Two more wins, and the siblings will meet in the fourth round.
“She poses a big threat for me,” Serena said about Venus.
They pulled out of doubles on Tuesday, citing “soreness” for Serena, who wants to focus on her pursuit of a fourth consecutive Grand Slam title.
Four other women from the U.S. won Wednesday, including two real surprises: 158th-ranked qualifier Bethanie Mattek-Sands eliminated No. 7 Ana Ivanovic, the 2009 French Open champion, 6-3, 6-4; and 47th-ranked CoCo Vandeweghe, the niece of former NBA player and executive Kiki, beat No. 11 Karolina Pliskova 7-6 (5), 6-4.
Also advancing: No. 21 Madison Keys, who finished off a match suspended because of darkness at 2-all in the third set a night earlier, and Sloane Stephens.
A pair of U.S. men moved on, too: No. 17 John Isner and 105th-ranked wild-card entry Denis Kudla, who followed up his victory over No. 28 Pablo Cuevas by getting past 18-year-old Alexander Zverev.
“A few years ago, I was being asked, ‘What happened to U.S.A. tennis?’ And I said, ‘Well, it comes and goes.’ I think there were a lot of younger players coming that showed promise,” the 30-year-old Mattek-Sands said. “Sure enough, I think we have a really strong contingent of American players and it’s really good to see.”
She is halfway to a calendar-year Grand Slam in doubles with Lucie Safarova of the Czech Republic. Serena, meanwhile, is halfway there in singles, and so far this week has a pair of straight-set victories after playing five three-setters at the French Open.
After dismissing Babos on Centre Court — where a small electrical fire in a mechanical room set off alarms once play was done for the day — Serena was able to settle in front of a TV to watch Venus finish off Putintseva.
“I always root for Venus,” Serena said. “She’s been through a lot in her career. She’s really playing well.”
So far at Wimbledon, that is certainly true, including a 6-0, 6-0 victory in the first round.
Against Putintseva, Venus’ 29 winners included seven aces, and she reached 122 mph (197 kph) on a serve in the final game.
Venus last won the grass-court Grand Slam tournament in 2008; three years later, she announced that she has Sjogren’s syndrome, an autoimmune disease that can cause joint pain and fatigue.

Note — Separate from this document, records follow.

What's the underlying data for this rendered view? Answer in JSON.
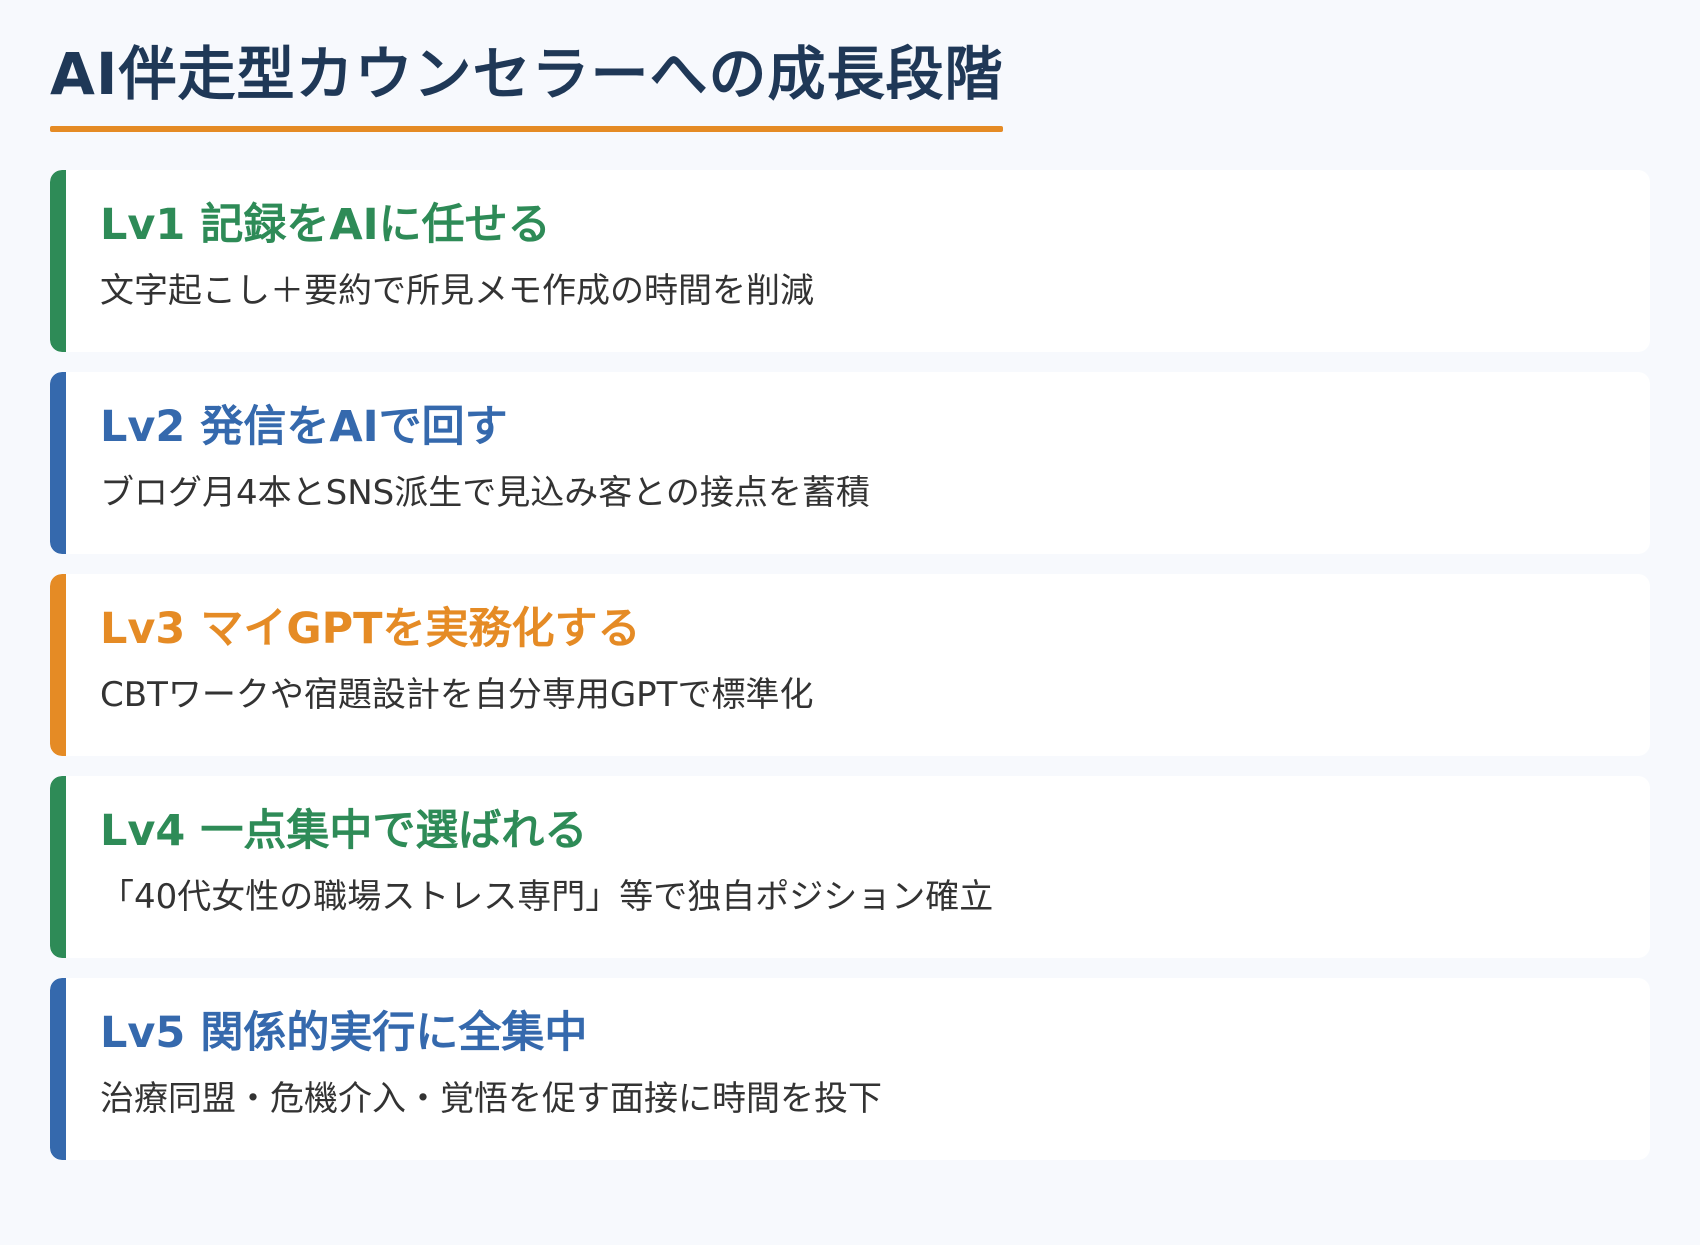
{
  "title": "AI伴走型カウンセラーへの成長段階",
  "colors": {
    "title": "#1f3857",
    "underline": "#e58b25",
    "green": "#2e8b57",
    "blue": "#3569ad",
    "orange": "#e58b25",
    "background": "#f7f9fd",
    "card": "#ffffff",
    "text": "#333333"
  },
  "levels": [
    {
      "title": "Lv1 記録をAIに任せる",
      "description": "文字起こし＋要約で所見メモ作成の時間を削減",
      "accent": "#2e8b57"
    },
    {
      "title": "Lv2 発信をAIで回す",
      "description": "ブログ月4本とSNS派生で見込み客との接点を蓄積",
      "accent": "#3569ad"
    },
    {
      "title": "Lv3 マイGPTを実務化する",
      "description": "CBTワークや宿題設計を自分専用GPTで標準化",
      "accent": "#e58b25"
    },
    {
      "title": "Lv4 一点集中で選ばれる",
      "description": "「40代女性の職場ストレス専門」等で独自ポジション確立",
      "accent": "#2e8b57"
    },
    {
      "title": "Lv5 関係的実行に全集中",
      "description": "治療同盟・危機介入・覚悟を促す面接に時間を投下",
      "accent": "#3569ad"
    }
  ]
}
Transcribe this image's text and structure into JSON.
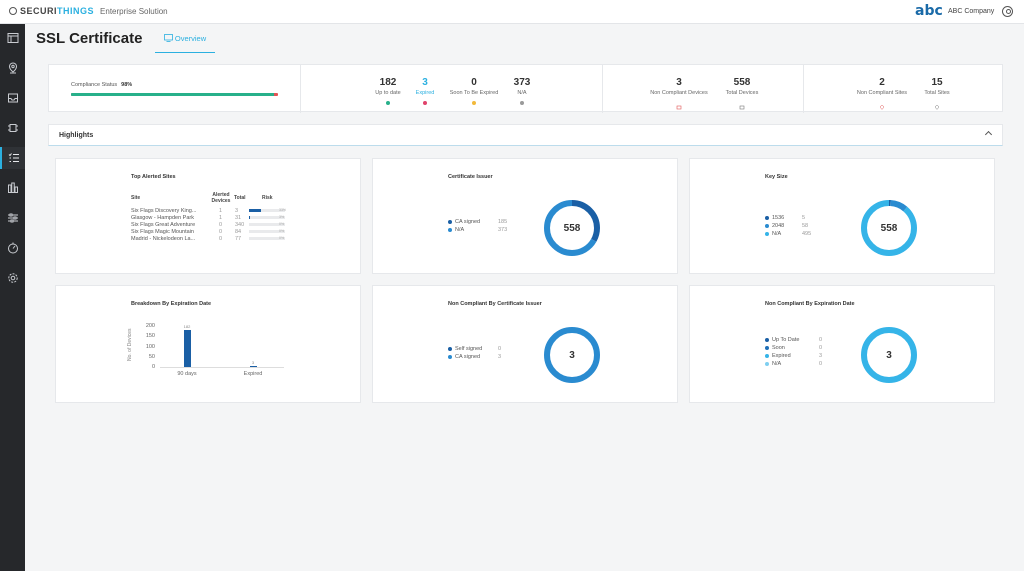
{
  "header": {
    "brand_left": "SECURI",
    "brand_right": "THINGS",
    "brand_sub": "Enterprise Solution",
    "company_logo": "abc",
    "company_name": "ABC Company"
  },
  "sidebar": {
    "items": [
      {
        "icon": "layout-icon"
      },
      {
        "icon": "map-pin-icon"
      },
      {
        "icon": "inbox-icon"
      },
      {
        "icon": "camera-icon"
      },
      {
        "icon": "list-check-icon",
        "active": true
      },
      {
        "icon": "bar-chart-icon"
      },
      {
        "icon": "sliders-icon"
      },
      {
        "icon": "gauge-icon"
      },
      {
        "icon": "settings-icon"
      }
    ]
  },
  "page": {
    "title": "SSL Certificate",
    "tab_overview": "Overview"
  },
  "stats": {
    "compliance_label": "Compliance Status",
    "compliance_value": "98%",
    "compliance_fraction": 0.98,
    "up_to_date": {
      "value": "182",
      "label": "Up to date",
      "color": "#27b08a"
    },
    "expired": {
      "value": "3",
      "label": "Expired",
      "color": "#e0436b"
    },
    "soon_expired": {
      "value": "0",
      "label": "Soon To Be Expired",
      "color": "#f2b93b"
    },
    "na": {
      "value": "373",
      "label": "N/A",
      "color": "#9a9a9a"
    },
    "non_compliant_devices": {
      "value": "3",
      "label": "Non Compliant Devices"
    },
    "total_devices": {
      "value": "558",
      "label": "Total Devices"
    },
    "non_compliant_sites": {
      "value": "2",
      "label": "Non Compliant Sites"
    },
    "total_sites": {
      "value": "15",
      "label": "Total Sites"
    }
  },
  "highlights": {
    "title": "Highlights"
  },
  "top_alerted": {
    "title": "Top Alerted Sites",
    "col_site": "Site",
    "col_alerted": "Alerted Devices",
    "col_total": "Total",
    "col_risk": "Risk",
    "rows": [
      {
        "site": "Six Flags Discovery King...",
        "alerted": "1",
        "total": "3",
        "risk": 0.33,
        "risk_label": "33%"
      },
      {
        "site": "Glasgow - Hampden Park",
        "alerted": "1",
        "total": "31",
        "risk": 0.03,
        "risk_label": "3%"
      },
      {
        "site": "Six Flags Great Adventure",
        "alerted": "0",
        "total": "340",
        "risk": 0,
        "risk_label": "0%"
      },
      {
        "site": "Six Flags Magic Mountain",
        "alerted": "0",
        "total": "84",
        "risk": 0,
        "risk_label": "0%"
      },
      {
        "site": "Madrid - Nickelodeon La...",
        "alerted": "0",
        "total": "77",
        "risk": 0,
        "risk_label": "0%"
      }
    ]
  },
  "cert_issuer": {
    "title": "Certificate Issuer",
    "total": "558",
    "items": [
      {
        "label": "CA signed",
        "value": "185",
        "color": "#1a5fa5"
      },
      {
        "label": "N/A",
        "value": "373",
        "color": "#2a8bd0"
      }
    ]
  },
  "key_size": {
    "title": "Key Size",
    "total": "558",
    "items": [
      {
        "label": "1536",
        "value": "5",
        "color": "#1a5fa5"
      },
      {
        "label": "2048",
        "value": "58",
        "color": "#2a8bd0"
      },
      {
        "label": "N/A",
        "value": "495",
        "color": "#35b4e8"
      }
    ]
  },
  "breakdown": {
    "title": "Breakdown By Expiration Date",
    "y_title": "No. of Devices",
    "y_ticks": [
      "200",
      "150",
      "100",
      "50",
      "0"
    ]
  },
  "nc_issuer": {
    "title": "Non Compliant By Certificate Issuer",
    "total": "3",
    "items": [
      {
        "label": "Self signed",
        "value": "0",
        "color": "#1a5fa5"
      },
      {
        "label": "CA signed",
        "value": "3",
        "color": "#2a8bd0"
      }
    ]
  },
  "nc_expiration": {
    "title": "Non Compliant By Expiration Date",
    "total": "3",
    "items": [
      {
        "label": "Up To Date",
        "value": "0",
        "color": "#1a5fa5"
      },
      {
        "label": "Soon",
        "value": "0",
        "color": "#1f6fb8"
      },
      {
        "label": "Expired",
        "value": "3",
        "color": "#35b4e8"
      },
      {
        "label": "N/A",
        "value": "0",
        "color": "#7fcff0"
      }
    ]
  },
  "chart_data": [
    {
      "type": "bar",
      "title": "Breakdown By Expiration Date",
      "categories": [
        "90 days",
        "Expired"
      ],
      "values": [
        182,
        3
      ],
      "value_labels": [
        "182",
        "3"
      ],
      "ylabel": "No. of Devices",
      "ylim": [
        0,
        200
      ],
      "grid": false
    },
    {
      "type": "pie",
      "title": "Certificate Issuer",
      "categories": [
        "CA signed",
        "N/A"
      ],
      "values": [
        185,
        373
      ],
      "center_label": "558"
    },
    {
      "type": "pie",
      "title": "Key Size",
      "categories": [
        "1536",
        "2048",
        "N/A"
      ],
      "values": [
        5,
        58,
        495
      ],
      "center_label": "558"
    },
    {
      "type": "pie",
      "title": "Non Compliant By Certificate Issuer",
      "categories": [
        "Self signed",
        "CA signed"
      ],
      "values": [
        0,
        3
      ],
      "center_label": "3"
    },
    {
      "type": "pie",
      "title": "Non Compliant By Expiration Date",
      "categories": [
        "Up To Date",
        "Soon",
        "Expired",
        "N/A"
      ],
      "values": [
        0,
        0,
        3,
        0
      ],
      "center_label": "3"
    }
  ]
}
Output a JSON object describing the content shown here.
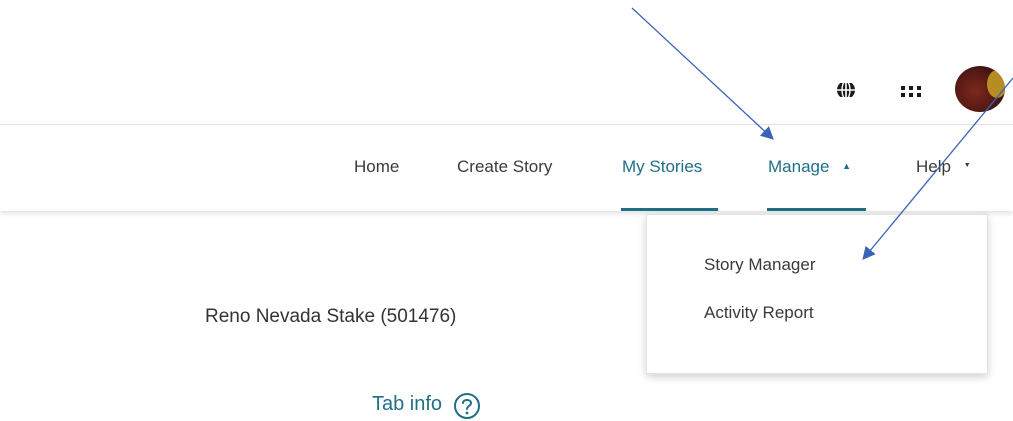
{
  "header": {
    "utility_icons": [
      "globe-icon",
      "apps-grid-icon"
    ],
    "avatar_alt": "user avatar"
  },
  "nav": {
    "items": [
      {
        "label": "Home",
        "active": false
      },
      {
        "label": "Create Story",
        "active": false
      },
      {
        "label": "My Stories",
        "active": true
      },
      {
        "label": "Manage",
        "active": true,
        "caret": "▲"
      },
      {
        "label": "Help",
        "active": false,
        "caret": "▼"
      }
    ]
  },
  "dropdown": {
    "items": [
      {
        "label": "Story Manager"
      },
      {
        "label": "Activity Report"
      }
    ]
  },
  "content": {
    "unit_name": "Reno Nevada Stake (501476)",
    "tab_info_label": "Tab info"
  },
  "colors": {
    "accent": "#1f6f86",
    "text": "#333333",
    "annotation_arrow": "#3b63b8"
  }
}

Her nearly 2-hour match Wednesday was the last on Court 3, and wrapped up at about 9 p.m., by which point it was much cooler than earlier. The Met Office, Britain’s official weather service, said the temperature reached 35.7 degrees Celsius (about 96 degrees Fahrenheit) at its closest observation site, about 1 degree Celsius (2 degrees Fahrenheit) higher than the previous tournament record, set in 1976.
Spectators fanned themselves in the stands and used everything from hats to umbrellas to towels for shade. A ball boy collapsed during Isner’s match and was taken away on a stretcher. One player, No. 27 Bernard Tomic of Australia, said he felt dizzy during his victory. Others, including Mattek-Sands, wrapped towels filled with ice around their necks during changeovers.
“It’s definitely hot, but nothing crazy. We have played in worse. I think it’s just surprising because it’s happening in England, where it usually doesn’t,” Keys said. “We have played through much worse.”